▶ **Exercise details**
Would you count the lines below that contain the string "JSON" and reply with that number only?

[Collection entries]
-*-

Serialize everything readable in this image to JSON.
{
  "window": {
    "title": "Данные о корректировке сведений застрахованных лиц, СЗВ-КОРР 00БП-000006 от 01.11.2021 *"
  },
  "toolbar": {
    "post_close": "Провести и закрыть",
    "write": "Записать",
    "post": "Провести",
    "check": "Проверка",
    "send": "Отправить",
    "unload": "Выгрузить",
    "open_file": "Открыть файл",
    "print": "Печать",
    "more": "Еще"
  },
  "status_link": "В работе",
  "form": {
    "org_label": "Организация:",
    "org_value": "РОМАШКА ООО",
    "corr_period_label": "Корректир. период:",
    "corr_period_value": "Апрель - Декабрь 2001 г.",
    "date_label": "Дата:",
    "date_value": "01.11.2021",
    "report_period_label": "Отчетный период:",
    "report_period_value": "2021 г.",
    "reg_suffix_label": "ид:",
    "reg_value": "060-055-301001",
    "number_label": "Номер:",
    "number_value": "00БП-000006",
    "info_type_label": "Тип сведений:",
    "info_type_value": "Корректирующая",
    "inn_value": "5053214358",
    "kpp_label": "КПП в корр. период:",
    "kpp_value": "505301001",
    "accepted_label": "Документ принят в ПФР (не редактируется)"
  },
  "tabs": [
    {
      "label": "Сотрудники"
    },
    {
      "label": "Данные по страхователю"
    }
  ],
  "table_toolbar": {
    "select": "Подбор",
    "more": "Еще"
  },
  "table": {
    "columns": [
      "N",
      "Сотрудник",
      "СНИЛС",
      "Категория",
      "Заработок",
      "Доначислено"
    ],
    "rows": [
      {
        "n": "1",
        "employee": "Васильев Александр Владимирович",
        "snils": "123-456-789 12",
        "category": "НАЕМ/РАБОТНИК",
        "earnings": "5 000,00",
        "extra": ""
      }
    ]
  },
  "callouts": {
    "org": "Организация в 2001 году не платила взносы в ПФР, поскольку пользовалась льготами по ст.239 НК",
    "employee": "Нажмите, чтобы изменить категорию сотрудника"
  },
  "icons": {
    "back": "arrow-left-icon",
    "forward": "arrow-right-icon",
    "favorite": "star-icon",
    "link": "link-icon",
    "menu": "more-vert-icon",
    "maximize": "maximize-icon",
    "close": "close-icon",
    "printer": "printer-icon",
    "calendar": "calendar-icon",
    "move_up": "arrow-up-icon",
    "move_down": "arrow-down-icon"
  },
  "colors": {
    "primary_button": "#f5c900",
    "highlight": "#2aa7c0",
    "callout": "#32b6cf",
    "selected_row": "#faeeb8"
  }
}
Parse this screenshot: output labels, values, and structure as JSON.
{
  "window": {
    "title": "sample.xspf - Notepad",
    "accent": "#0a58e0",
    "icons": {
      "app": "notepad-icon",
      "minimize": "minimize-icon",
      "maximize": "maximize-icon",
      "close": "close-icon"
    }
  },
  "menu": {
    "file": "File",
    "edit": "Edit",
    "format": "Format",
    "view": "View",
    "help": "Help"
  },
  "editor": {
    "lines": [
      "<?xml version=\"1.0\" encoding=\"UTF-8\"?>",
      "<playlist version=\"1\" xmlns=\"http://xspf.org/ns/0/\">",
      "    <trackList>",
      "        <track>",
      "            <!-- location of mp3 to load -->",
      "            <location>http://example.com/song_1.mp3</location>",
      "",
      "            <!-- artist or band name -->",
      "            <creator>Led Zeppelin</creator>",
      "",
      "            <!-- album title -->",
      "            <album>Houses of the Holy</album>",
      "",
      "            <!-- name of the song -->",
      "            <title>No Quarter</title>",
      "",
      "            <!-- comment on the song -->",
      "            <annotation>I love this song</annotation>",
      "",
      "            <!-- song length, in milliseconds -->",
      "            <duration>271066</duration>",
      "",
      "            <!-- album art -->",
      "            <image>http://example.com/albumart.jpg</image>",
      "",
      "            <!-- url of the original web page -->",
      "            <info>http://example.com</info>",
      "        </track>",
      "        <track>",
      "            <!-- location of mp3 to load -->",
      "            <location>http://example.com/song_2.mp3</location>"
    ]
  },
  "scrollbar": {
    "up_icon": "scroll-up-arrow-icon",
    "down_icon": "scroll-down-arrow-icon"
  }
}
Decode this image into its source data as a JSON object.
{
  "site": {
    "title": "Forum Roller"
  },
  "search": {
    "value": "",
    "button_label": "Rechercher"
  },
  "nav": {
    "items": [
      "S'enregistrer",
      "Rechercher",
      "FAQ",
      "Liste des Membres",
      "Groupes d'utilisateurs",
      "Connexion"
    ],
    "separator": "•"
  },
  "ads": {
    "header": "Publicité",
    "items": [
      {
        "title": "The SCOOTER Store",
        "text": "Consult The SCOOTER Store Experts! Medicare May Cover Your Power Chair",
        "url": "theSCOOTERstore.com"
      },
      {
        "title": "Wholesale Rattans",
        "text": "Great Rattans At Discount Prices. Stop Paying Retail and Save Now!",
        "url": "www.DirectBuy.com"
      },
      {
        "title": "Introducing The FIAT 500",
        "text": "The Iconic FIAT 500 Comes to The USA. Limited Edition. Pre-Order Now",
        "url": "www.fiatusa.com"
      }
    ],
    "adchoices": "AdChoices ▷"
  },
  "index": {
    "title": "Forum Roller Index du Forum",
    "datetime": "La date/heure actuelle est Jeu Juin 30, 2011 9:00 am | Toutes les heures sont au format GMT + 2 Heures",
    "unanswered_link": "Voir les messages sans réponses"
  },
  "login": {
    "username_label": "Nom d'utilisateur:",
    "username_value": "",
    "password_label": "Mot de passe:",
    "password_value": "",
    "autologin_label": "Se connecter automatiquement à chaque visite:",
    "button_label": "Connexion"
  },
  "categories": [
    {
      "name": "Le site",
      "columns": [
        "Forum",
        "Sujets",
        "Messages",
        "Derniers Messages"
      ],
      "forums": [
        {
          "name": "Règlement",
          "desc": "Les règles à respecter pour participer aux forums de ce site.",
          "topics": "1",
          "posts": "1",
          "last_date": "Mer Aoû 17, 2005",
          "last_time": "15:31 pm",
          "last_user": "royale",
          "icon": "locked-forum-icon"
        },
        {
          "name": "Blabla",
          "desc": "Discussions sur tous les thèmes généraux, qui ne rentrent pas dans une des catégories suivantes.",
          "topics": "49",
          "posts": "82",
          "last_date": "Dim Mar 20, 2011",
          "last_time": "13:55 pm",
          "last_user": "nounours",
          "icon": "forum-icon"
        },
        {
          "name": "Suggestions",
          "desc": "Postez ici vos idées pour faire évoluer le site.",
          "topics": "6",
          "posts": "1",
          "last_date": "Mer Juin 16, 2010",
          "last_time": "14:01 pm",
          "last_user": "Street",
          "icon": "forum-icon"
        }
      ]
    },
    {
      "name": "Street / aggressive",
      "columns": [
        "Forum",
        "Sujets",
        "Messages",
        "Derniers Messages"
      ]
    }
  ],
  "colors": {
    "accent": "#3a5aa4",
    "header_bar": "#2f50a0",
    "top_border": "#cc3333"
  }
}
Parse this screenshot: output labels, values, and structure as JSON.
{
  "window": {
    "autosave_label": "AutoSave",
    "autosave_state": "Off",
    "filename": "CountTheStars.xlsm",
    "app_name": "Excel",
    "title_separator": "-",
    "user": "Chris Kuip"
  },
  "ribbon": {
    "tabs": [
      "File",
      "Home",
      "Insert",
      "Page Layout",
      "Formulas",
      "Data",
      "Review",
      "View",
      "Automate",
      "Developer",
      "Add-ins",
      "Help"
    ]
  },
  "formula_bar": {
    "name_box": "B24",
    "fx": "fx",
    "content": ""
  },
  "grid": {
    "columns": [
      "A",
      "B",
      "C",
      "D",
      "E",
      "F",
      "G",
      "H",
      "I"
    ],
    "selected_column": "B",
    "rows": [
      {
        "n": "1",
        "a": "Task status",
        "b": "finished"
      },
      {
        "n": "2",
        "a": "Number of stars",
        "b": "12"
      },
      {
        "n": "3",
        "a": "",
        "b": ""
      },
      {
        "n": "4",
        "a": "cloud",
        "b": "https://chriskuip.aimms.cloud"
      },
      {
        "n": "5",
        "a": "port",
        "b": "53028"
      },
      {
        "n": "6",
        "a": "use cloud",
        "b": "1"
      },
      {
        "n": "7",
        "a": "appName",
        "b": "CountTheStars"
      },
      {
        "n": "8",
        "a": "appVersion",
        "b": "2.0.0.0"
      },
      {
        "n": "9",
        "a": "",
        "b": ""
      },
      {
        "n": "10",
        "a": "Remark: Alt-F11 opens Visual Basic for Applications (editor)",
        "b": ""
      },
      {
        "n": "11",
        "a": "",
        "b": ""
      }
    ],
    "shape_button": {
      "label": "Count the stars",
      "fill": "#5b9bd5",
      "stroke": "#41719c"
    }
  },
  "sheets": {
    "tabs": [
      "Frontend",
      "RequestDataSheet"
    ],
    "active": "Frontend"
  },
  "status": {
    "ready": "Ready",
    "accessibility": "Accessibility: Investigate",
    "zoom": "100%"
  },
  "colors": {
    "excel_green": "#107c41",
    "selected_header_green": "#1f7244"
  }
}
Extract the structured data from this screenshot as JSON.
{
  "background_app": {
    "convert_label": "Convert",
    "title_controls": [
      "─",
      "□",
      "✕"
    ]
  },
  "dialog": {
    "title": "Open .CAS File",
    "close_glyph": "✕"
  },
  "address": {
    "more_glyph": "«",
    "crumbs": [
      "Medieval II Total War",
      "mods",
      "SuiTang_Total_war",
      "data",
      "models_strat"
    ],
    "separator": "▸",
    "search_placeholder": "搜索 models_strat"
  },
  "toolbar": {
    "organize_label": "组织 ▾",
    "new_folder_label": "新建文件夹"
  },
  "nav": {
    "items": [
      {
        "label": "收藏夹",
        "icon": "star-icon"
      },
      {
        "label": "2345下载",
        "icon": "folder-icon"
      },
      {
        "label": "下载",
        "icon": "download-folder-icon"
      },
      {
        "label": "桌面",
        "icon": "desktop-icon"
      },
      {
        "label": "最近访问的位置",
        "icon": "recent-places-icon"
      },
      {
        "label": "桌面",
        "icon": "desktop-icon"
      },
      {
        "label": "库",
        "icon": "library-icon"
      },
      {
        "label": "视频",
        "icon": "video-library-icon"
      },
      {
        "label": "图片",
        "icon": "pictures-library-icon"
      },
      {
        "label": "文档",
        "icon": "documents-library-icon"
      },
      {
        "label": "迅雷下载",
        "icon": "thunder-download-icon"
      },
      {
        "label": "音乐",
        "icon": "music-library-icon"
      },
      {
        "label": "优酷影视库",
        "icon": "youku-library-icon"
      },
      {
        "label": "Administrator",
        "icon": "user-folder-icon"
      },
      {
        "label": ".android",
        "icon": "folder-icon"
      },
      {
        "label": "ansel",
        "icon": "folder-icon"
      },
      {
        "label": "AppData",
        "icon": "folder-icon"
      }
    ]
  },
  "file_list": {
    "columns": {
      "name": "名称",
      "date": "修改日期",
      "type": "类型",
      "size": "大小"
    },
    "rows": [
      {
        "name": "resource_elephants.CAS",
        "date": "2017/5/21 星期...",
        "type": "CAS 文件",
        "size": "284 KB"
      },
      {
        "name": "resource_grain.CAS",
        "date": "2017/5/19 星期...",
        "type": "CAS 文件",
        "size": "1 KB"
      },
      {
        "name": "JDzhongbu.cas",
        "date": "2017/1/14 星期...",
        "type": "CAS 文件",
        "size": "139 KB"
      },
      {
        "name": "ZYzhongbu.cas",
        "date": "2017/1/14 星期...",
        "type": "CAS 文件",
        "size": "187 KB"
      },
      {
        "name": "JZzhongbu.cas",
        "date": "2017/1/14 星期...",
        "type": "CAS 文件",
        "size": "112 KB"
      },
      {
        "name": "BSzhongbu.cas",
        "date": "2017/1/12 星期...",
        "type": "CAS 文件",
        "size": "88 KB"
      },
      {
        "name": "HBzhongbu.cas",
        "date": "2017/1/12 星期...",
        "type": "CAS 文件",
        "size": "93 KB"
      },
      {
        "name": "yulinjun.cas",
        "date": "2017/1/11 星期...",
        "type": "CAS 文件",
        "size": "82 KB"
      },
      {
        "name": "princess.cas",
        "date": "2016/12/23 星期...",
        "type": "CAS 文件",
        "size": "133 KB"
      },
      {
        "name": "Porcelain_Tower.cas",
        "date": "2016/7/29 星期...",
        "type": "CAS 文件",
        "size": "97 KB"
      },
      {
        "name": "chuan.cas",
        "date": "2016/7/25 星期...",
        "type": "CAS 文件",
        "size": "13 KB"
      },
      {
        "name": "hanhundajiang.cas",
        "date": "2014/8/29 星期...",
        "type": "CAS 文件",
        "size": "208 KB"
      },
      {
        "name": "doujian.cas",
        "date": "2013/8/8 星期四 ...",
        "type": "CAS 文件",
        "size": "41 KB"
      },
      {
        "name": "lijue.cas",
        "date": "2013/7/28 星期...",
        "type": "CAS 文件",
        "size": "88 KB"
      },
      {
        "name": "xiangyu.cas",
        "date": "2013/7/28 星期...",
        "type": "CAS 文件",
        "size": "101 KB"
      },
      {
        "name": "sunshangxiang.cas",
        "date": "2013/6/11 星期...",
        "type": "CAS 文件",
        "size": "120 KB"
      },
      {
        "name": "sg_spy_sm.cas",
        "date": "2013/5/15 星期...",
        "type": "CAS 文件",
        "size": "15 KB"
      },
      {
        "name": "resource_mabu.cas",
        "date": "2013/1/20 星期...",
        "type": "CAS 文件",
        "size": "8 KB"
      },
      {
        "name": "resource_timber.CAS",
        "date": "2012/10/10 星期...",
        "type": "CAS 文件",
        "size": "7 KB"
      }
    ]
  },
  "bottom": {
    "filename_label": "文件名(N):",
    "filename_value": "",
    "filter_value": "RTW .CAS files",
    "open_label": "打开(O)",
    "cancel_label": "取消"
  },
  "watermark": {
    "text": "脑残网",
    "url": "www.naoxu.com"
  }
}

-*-

▶ **Answer for the task**
5